http://www.lu.se

More articles from Life Sciences:

nachricht Zap! Graphene is bad news for bacteria
23.05.2017 | Rice University

nachricht Discovery of an alga's 'dictionary of genes' could lead to advances in biofuels, medicine
23.05.2017 | University of California - Los Angeles

All articles from Life Sciences >>>

The most recent press releases about innovation >>>

Die letzten 5 Focus-News des innovations-reports im Überblick:

Im Focus: Turmoil in sluggish electrons’ existence

An international team of physicists has monitored the scattering behaviour of electrons in a non-conducting material in real-time. Their insights could be beneficial for radiotherapy.

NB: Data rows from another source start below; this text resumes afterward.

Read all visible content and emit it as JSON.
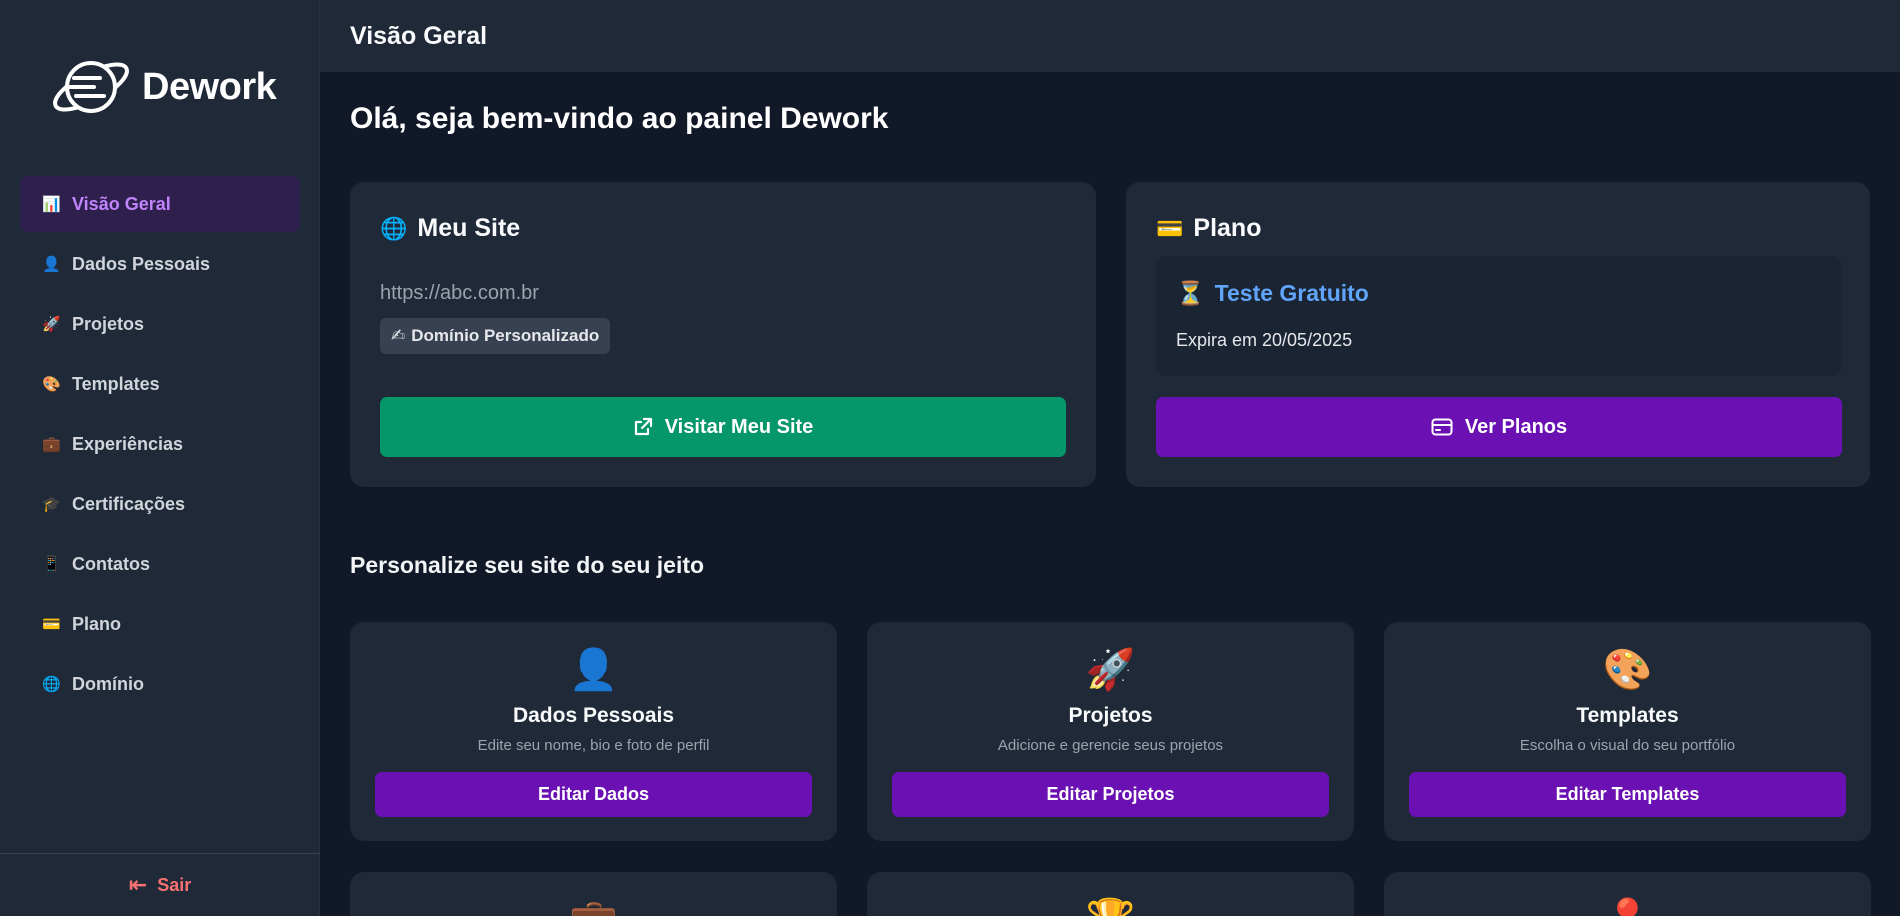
{
  "brand": {
    "name": "Dework"
  },
  "sidebar": {
    "items": [
      {
        "label": "Visão Geral",
        "icon": "📊",
        "active": true
      },
      {
        "label": "Dados Pessoais",
        "icon": "👤",
        "active": false
      },
      {
        "label": "Projetos",
        "icon": "🚀",
        "active": false
      },
      {
        "label": "Templates",
        "icon": "🎨",
        "active": false
      },
      {
        "label": "Experiências",
        "icon": "💼",
        "active": false
      },
      {
        "label": "Certificações",
        "icon": "🎓",
        "active": false
      },
      {
        "label": "Contatos",
        "icon": "📱",
        "active": false
      },
      {
        "label": "Plano",
        "icon": "💳",
        "active": false
      },
      {
        "label": "Domínio",
        "icon": "🌐",
        "active": false
      }
    ],
    "logout": {
      "label": "Sair",
      "icon": "⇤"
    }
  },
  "header": {
    "title": "Visão Geral"
  },
  "main": {
    "welcome": "Olá, seja bem-vindo ao painel Dework",
    "site_card": {
      "icon": "🌐",
      "title": "Meu Site",
      "url": "https://abc.com.br",
      "badge_icon": "✍",
      "badge": "Domínio Personalizado",
      "button_icon": "↗",
      "button": "Visitar Meu Site"
    },
    "plan_card": {
      "icon": "💳",
      "title": "Plano",
      "plan_icon": "⏳",
      "plan_name": "Teste Gratuito",
      "expiry": "Expira em 20/05/2025",
      "button_icon": "▭",
      "button": "Ver Planos"
    },
    "section_title": "Personalize seu site do seu jeito",
    "features": [
      {
        "icon": "👤",
        "name": "Dados Pessoais",
        "description": "Edite seu nome, bio e foto de perfil",
        "button": "Editar Dados"
      },
      {
        "icon": "🚀",
        "name": "Projetos",
        "description": "Adicione e gerencie seus projetos",
        "button": "Editar Projetos"
      },
      {
        "icon": "🎨",
        "name": "Templates",
        "description": "Escolha o visual do seu portfólio",
        "button": "Editar Templates"
      }
    ],
    "partial_features": [
      {
        "icon": "💼"
      },
      {
        "icon": "🏆"
      },
      {
        "icon": "📍"
      }
    ]
  },
  "colors": {
    "background": "#111827",
    "panel": "#1f2937",
    "accent_purple": "#6b11b3",
    "accent_green": "#059669",
    "active_nav_text": "#c084fc",
    "plan_link": "#60a5fa",
    "logout": "#f87171"
  }
}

We can refer to electrons in non-conducting materials as ‘sluggish’. Typically, they remain fixed in a location, deep inside an atomic composite. It is hence...

Im Focus: Wafer-thin Magnetic Materials Developed for Future Quantum Technologies

Two-dimensional magnetic structures are regarded as a promising material for new types of data storage, since the magnetic properties of individual molecular building blocks can be investigated and modified. For the first time, researchers have now produced a wafer-thin ferrimagnet, in which molecules with different magnetic centers arrange themselves on a gold surface to form a checkerboard pattern. Scientists at the Swiss Nanoscience Institute at the University of Basel and the Paul Scherrer Institute published their findings in the journal Nature Communications.

Ferrimagnets are composed of two centers which are magnetized at different strengths and point in opposing directions. Two-dimensional, quasi-flat ferrimagnets...

Im Focus: World's thinnest hologram paves path to new 3-D world

Nano-hologram paves way for integration of 3-D holography into everyday electronics

An Australian-Chinese research team has created the world's thinnest hologram, paving the way towards the integration of 3D holography into everyday...

Im Focus: Using graphene to create quantum bits

In the race to produce a quantum computer, a number of projects are seeking a way to create quantum bits -- or qubits -- that are stable, meaning they are not much affected by changes in their environment. This normally needs highly nonlinear non-dissipative elements capable of functioning at very low temperatures.

In pursuit of this goal, researchers at EPFL's Laboratory of Photonics and Quantum Measurements LPQM (STI/SB), have investigated a nonlinear graphene-based...

Im Focus: Bacteria harness the lotus effect to protect themselves

Biofilms: Researchers find the causes of water-repelling properties

Dental plaque and the viscous brown slime in drainpipes are two familiar examples of bacterial biofilms. Removing such bacterial depositions from surfaces is...

All Focus news of the innovation-report >>>

Anzeige

Anzeige

Event News

AWK Aachen Machine Tool Colloquium 2017: Internet of Production for Agile Enterprises

23.05.2017 | Event News

Dortmund MST Conference presents Individualized Healthcare Solutions with micro and nanotechnology

22.05.2017 | Event News

Innovation 4.0: Shaping a humane fourth industrial revolution

17.05.2017 | Event News

 
Latest News

Scientists propose synestia, a new type of planetary object

23.05.2017 | Physics and Astronomy

Zap! Graphene is bad news for bacteria

23.05.2017 | Life Sciences

Medical gamma-ray camera is now palm-sized

23.05.2017 | Medical Engineering

VideoLinks
B2B-VideoLinks
More VideoLinks >>>